Exercise requirements>
Give back the entries that follow exactly as written. Any picture gets left out.

The input>

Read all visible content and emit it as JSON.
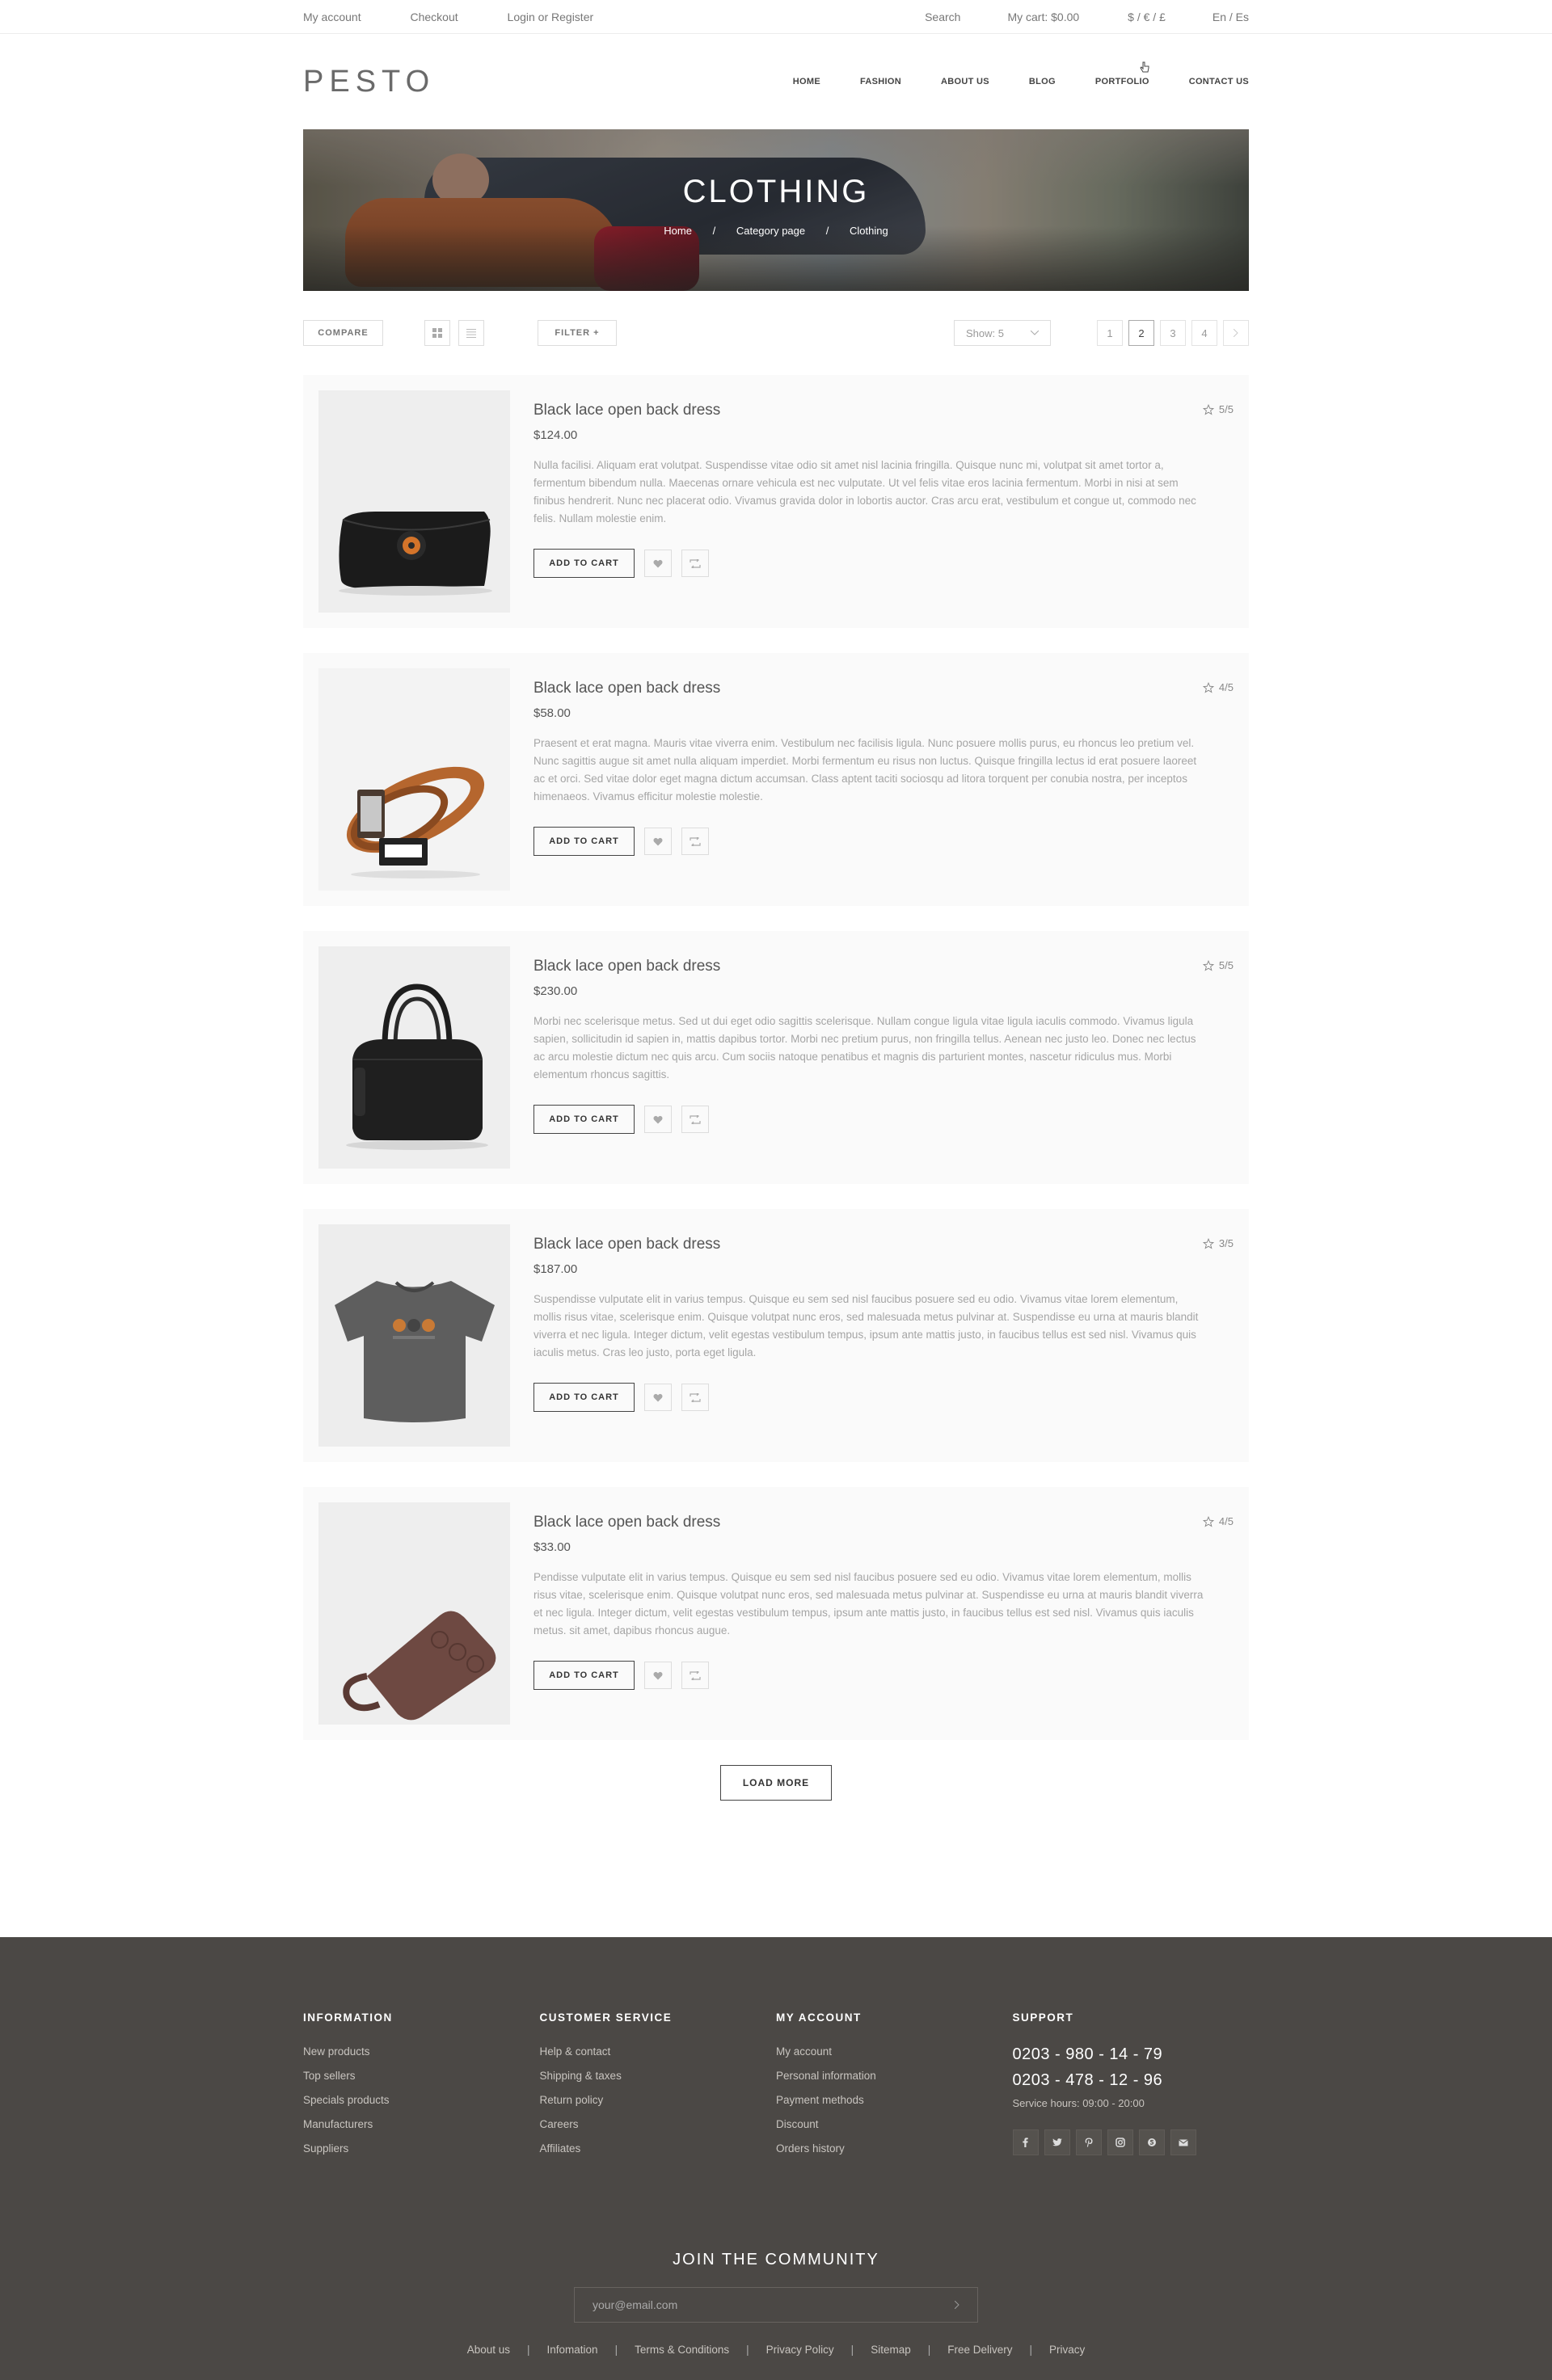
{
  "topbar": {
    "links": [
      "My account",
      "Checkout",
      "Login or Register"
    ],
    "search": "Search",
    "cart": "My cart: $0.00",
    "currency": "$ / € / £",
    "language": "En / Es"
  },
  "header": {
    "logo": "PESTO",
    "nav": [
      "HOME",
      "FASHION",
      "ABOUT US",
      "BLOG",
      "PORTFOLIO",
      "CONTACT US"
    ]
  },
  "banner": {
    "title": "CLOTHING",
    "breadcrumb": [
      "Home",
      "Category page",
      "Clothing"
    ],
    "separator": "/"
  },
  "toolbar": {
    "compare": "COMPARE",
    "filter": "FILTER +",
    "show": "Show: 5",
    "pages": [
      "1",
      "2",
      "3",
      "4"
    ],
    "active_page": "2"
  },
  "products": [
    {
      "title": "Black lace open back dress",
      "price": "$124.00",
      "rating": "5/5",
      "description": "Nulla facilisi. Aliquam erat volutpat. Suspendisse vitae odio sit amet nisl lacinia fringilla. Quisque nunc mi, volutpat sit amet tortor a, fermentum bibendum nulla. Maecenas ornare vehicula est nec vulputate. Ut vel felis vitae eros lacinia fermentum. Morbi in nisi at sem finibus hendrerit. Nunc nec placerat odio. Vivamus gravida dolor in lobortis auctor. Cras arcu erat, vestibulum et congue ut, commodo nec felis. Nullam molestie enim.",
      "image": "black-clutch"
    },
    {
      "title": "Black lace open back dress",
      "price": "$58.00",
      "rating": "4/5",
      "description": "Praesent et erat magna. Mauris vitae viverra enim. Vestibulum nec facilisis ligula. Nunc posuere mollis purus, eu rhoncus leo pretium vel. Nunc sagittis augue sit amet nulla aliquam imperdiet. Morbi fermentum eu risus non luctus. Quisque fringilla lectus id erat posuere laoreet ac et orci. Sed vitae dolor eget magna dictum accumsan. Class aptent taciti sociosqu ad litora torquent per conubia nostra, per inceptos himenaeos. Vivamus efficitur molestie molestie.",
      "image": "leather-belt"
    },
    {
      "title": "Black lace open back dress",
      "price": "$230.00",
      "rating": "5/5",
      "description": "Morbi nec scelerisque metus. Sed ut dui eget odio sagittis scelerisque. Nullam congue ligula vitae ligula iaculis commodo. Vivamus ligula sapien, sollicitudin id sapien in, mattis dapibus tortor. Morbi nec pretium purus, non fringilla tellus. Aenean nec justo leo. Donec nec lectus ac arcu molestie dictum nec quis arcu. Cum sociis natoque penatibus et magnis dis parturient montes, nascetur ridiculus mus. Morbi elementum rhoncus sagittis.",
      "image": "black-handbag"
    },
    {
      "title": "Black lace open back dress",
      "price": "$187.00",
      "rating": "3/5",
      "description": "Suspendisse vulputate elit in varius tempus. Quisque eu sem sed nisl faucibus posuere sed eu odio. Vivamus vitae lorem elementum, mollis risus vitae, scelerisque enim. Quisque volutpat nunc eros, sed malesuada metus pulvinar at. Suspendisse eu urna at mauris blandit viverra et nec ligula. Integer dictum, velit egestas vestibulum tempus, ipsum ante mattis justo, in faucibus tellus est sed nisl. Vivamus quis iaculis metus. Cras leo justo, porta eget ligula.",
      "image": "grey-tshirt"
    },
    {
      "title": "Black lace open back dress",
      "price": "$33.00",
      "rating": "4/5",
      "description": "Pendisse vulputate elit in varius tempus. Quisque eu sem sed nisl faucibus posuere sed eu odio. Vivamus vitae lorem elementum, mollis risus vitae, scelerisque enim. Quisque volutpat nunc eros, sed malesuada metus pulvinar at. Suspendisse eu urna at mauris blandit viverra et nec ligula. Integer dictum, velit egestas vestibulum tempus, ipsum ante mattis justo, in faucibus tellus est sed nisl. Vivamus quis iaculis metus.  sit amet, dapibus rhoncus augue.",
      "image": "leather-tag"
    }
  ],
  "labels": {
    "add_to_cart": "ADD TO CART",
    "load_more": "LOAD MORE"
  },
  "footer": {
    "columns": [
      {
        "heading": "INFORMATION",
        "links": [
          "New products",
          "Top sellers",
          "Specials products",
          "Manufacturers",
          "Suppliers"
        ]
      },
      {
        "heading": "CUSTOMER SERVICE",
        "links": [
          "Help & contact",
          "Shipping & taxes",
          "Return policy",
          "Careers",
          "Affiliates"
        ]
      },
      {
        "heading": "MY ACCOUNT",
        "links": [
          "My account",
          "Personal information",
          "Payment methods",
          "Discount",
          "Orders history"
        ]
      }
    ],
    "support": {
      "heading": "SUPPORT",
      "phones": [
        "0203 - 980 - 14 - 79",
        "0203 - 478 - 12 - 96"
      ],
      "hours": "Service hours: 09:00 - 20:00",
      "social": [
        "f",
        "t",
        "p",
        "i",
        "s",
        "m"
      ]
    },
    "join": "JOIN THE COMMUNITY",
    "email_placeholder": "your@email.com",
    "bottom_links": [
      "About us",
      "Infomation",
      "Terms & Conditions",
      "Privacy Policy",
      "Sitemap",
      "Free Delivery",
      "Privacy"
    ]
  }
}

Response for this exercise>
Read all visible content and emit it as JSON.
{
  "topbar": {
    "links": [
      "My account",
      "Checkout",
      "Login or Register"
    ],
    "search": "Search",
    "cart": "My cart: $0.00",
    "currency": "$ / € / £",
    "language": "En / Es"
  },
  "header": {
    "logo": "PESTO",
    "nav": [
      "HOME",
      "FASHION",
      "ABOUT US",
      "BLOG",
      "PORTFOLIO",
      "CONTACT US"
    ]
  },
  "banner": {
    "title": "CLOTHING",
    "breadcrumb": [
      "Home",
      "Category page",
      "Clothing"
    ],
    "separator": "/"
  },
  "toolbar": {
    "compare": "COMPARE",
    "filter": "FILTER +",
    "show": "Show: 5",
    "pages": [
      "1",
      "2",
      "3",
      "4"
    ],
    "active_page": "2"
  },
  "products": [
    {
      "title": "Black lace open back dress",
      "price": "$124.00",
      "rating": "5/5",
      "description": "Nulla facilisi. Aliquam erat volutpat. Suspendisse vitae odio sit amet nisl lacinia fringilla. Quisque nunc mi, volutpat sit amet tortor a, fermentum bibendum nulla. Maecenas ornare vehicula est nec vulputate. Ut vel felis vitae eros lacinia fermentum. Morbi in nisi at sem finibus hendrerit. Nunc nec placerat odio. Vivamus gravida dolor in lobortis auctor. Cras arcu erat, vestibulum et congue ut, commodo nec felis. Nullam molestie enim.",
      "image": "black-clutch"
    },
    {
      "title": "Black lace open back dress",
      "price": "$58.00",
      "rating": "4/5",
      "description": "Praesent et erat magna. Mauris vitae viverra enim. Vestibulum nec facilisis ligula. Nunc posuere mollis purus, eu rhoncus leo pretium vel. Nunc sagittis augue sit amet nulla aliquam imperdiet. Morbi fermentum eu risus non luctus. Quisque fringilla lectus id erat posuere laoreet ac et orci. Sed vitae dolor eget magna dictum accumsan. Class aptent taciti sociosqu ad litora torquent per conubia nostra, per inceptos himenaeos. Vivamus efficitur molestie molestie.",
      "image": "leather-belt"
    },
    {
      "title": "Black lace open back dress",
      "price": "$230.00",
      "rating": "5/5",
      "description": "Morbi nec scelerisque metus. Sed ut dui eget odio sagittis scelerisque. Nullam congue ligula vitae ligula iaculis commodo. Vivamus ligula sapien, sollicitudin id sapien in, mattis dapibus tortor. Morbi nec pretium purus, non fringilla tellus. Aenean nec justo leo. Donec nec lectus ac arcu molestie dictum nec quis arcu. Cum sociis natoque penatibus et magnis dis parturient montes, nascetur ridiculus mus. Morbi elementum rhoncus sagittis.",
      "image": "black-handbag"
    },
    {
      "title": "Black lace open back dress",
      "price": "$187.00",
      "rating": "3/5",
      "description": "Suspendisse vulputate elit in varius tempus. Quisque eu sem sed nisl faucibus posuere sed eu odio. Vivamus vitae lorem elementum, mollis risus vitae, scelerisque enim. Quisque volutpat nunc eros, sed malesuada metus pulvinar at. Suspendisse eu urna at mauris blandit viverra et nec ligula. Integer dictum, velit egestas vestibulum tempus, ipsum ante mattis justo, in faucibus tellus est sed nisl. Vivamus quis iaculis metus. Cras leo justo, porta eget ligula.",
      "image": "grey-tshirt"
    },
    {
      "title": "Black lace open back dress",
      "price": "$33.00",
      "rating": "4/5",
      "description": "Pendisse vulputate elit in varius tempus. Quisque eu sem sed nisl faucibus posuere sed eu odio. Vivamus vitae lorem elementum, mollis risus vitae, scelerisque enim. Quisque volutpat nunc eros, sed malesuada metus pulvinar at. Suspendisse eu urna at mauris blandit viverra et nec ligula. Integer dictum, velit egestas vestibulum tempus, ipsum ante mattis justo, in faucibus tellus est sed nisl. Vivamus quis iaculis metus.  sit amet, dapibus rhoncus augue.",
      "image": "leather-tag"
    }
  ],
  "labels": {
    "add_to_cart": "ADD TO CART",
    "load_more": "LOAD MORE"
  },
  "footer": {
    "columns": [
      {
        "heading": "INFORMATION",
        "links": [
          "New products",
          "Top sellers",
          "Specials products",
          "Manufacturers",
          "Suppliers"
        ]
      },
      {
        "heading": "CUSTOMER SERVICE",
        "links": [
          "Help & contact",
          "Shipping & taxes",
          "Return policy",
          "Careers",
          "Affiliates"
        ]
      },
      {
        "heading": "MY ACCOUNT",
        "links": [
          "My account",
          "Personal information",
          "Payment methods",
          "Discount",
          "Orders history"
        ]
      }
    ],
    "support": {
      "heading": "SUPPORT",
      "phones": [
        "0203 - 980 - 14 - 79",
        "0203 - 478 - 12 - 96"
      ],
      "hours": "Service hours: 09:00 - 20:00",
      "social": [
        "f",
        "t",
        "p",
        "i",
        "s",
        "m"
      ]
    },
    "join": "JOIN THE COMMUNITY",
    "email_placeholder": "your@email.com",
    "bottom_links": [
      "About us",
      "Infomation",
      "Terms & Conditions",
      "Privacy Policy",
      "Sitemap",
      "Free Delivery",
      "Privacy"
    ]
  }
}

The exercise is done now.